Hedy Klineman’s Ancestral Spirits, African-American Portraits, is a solo exhibition of more than twenty paintings from two series on view at Smart Clothes Gallery through December 20th, 2013.

Hedy Klineman Ancestral Spirits
Detail from Painting Above

The genesis of the African-American Portraits is framed by two significant events. In the eighties, Andy Warhol presented Klineman with a pair of his glasses, which she would incorporate into one of her “Fashion Portraits,” marking her first use of the silkscreen technique. Donning the eyewear, she exclaimed that she ‘saw the world Andy sees.’ Years later, she received an African mask on her birthday. Instinctually, she put it on, repeating the gesture in a silkscreened self-portrait. These gifts and their presentation echo a kind of ceremony, and their performance would give Klineman new perspective on her art.

Hedy Klineman Ancestral Spirits Russell Simmons

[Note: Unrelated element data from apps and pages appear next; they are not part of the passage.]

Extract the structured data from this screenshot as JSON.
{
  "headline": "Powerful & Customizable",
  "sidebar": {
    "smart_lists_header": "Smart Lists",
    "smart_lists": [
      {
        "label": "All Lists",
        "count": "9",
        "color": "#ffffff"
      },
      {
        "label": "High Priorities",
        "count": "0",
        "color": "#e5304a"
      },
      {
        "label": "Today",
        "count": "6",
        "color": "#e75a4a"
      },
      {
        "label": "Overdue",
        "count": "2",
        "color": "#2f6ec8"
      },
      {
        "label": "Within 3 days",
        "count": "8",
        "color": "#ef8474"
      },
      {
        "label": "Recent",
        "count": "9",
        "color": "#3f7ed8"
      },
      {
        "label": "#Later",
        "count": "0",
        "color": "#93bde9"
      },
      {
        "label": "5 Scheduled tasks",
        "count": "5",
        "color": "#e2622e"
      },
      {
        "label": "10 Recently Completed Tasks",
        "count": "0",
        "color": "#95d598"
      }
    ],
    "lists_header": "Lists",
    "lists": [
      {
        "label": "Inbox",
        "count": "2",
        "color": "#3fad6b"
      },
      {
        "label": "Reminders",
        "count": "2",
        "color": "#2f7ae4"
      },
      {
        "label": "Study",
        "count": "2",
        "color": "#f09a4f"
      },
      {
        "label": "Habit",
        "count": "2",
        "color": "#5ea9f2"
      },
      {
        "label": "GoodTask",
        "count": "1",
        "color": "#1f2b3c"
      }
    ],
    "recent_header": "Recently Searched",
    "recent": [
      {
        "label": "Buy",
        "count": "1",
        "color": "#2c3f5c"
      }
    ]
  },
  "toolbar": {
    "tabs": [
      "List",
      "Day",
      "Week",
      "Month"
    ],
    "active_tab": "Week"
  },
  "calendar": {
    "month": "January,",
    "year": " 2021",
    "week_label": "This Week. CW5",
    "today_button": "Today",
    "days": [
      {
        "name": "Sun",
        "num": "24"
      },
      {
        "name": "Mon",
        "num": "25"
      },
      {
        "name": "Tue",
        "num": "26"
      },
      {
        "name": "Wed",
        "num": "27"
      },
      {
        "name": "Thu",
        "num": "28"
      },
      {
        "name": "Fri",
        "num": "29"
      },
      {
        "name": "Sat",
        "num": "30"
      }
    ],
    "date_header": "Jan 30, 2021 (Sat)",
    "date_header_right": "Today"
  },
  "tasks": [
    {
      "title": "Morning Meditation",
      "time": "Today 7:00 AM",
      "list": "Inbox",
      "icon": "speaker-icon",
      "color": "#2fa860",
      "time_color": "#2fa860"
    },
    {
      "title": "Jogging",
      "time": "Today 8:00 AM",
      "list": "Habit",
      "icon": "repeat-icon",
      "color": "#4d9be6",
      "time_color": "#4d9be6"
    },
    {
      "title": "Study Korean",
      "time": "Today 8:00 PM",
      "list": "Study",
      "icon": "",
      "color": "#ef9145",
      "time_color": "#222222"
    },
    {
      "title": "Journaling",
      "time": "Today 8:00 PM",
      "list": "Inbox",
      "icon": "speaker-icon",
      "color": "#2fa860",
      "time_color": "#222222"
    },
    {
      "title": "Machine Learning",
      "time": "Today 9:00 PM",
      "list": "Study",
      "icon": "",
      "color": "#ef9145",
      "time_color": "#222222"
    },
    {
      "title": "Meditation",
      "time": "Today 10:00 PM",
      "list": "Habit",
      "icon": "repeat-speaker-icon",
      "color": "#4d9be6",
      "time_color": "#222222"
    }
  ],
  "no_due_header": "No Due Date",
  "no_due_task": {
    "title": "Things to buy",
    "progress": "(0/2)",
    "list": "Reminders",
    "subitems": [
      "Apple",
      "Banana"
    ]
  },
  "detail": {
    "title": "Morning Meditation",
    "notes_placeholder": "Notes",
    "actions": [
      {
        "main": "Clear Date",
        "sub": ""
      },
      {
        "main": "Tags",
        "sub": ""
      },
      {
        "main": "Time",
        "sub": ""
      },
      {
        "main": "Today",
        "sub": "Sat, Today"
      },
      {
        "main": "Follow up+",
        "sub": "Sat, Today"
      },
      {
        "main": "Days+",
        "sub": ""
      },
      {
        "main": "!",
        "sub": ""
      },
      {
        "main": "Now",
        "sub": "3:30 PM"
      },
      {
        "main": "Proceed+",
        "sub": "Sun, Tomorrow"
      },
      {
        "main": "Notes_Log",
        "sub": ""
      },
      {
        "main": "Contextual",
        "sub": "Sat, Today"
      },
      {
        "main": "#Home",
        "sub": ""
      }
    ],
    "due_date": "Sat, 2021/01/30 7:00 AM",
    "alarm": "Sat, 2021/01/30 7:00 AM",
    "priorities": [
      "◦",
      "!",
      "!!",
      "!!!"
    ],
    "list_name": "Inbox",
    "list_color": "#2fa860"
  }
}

Since then, Klineman has been commissioned to create portraits for some of the most eminent members of the African-American cultural community, including Russell and Danny Simmons, Mary Schmidt Campbell, dance choreographer Bill T. Jones and actor Malik Yoba. Her choice of masks reflects a sensitivity to the cultural significance of these objects and their innate beauty. Ancestry is reawakened through the masquerade of photographic superimposition. The earlier sister series, Ancestral Spirits, is a celebration of indigenous sculpture in the tradition of modern art’s fascination with these objects.

Hedy Klineman Ancestral Spirits

If these paintings are in the mode of Pop icons, Hedy Klineman’s spiritual counter-narrative for the process is entirely her own. Employing an understanding of essence influenced by Eastern philosophy, her silkscreened paintings hold the presence of their subjects within. Coupled with colorful grounds that relate tothe artist’s history as an abstract painter,

Hedy Klineman Ancestral Spirits Statues

Ancestral Spirits, African-American Portraits is a celebration of ancestry and community.

Hedy Klineman Ancestral Spirits

Hedy Klineman’s Ancestral Spirits, African-American Portraits will be on Exhibit Through December 20th, 2013 at Smart Clothes Gallery, located 154 Stanton Street (Corner of Suffolk St), New York, NY 10012. Hours are 12:00 Noon To 6:00 PM
Wednesday to Sunday.

Hedy Klineman Ancestral Spirits Signage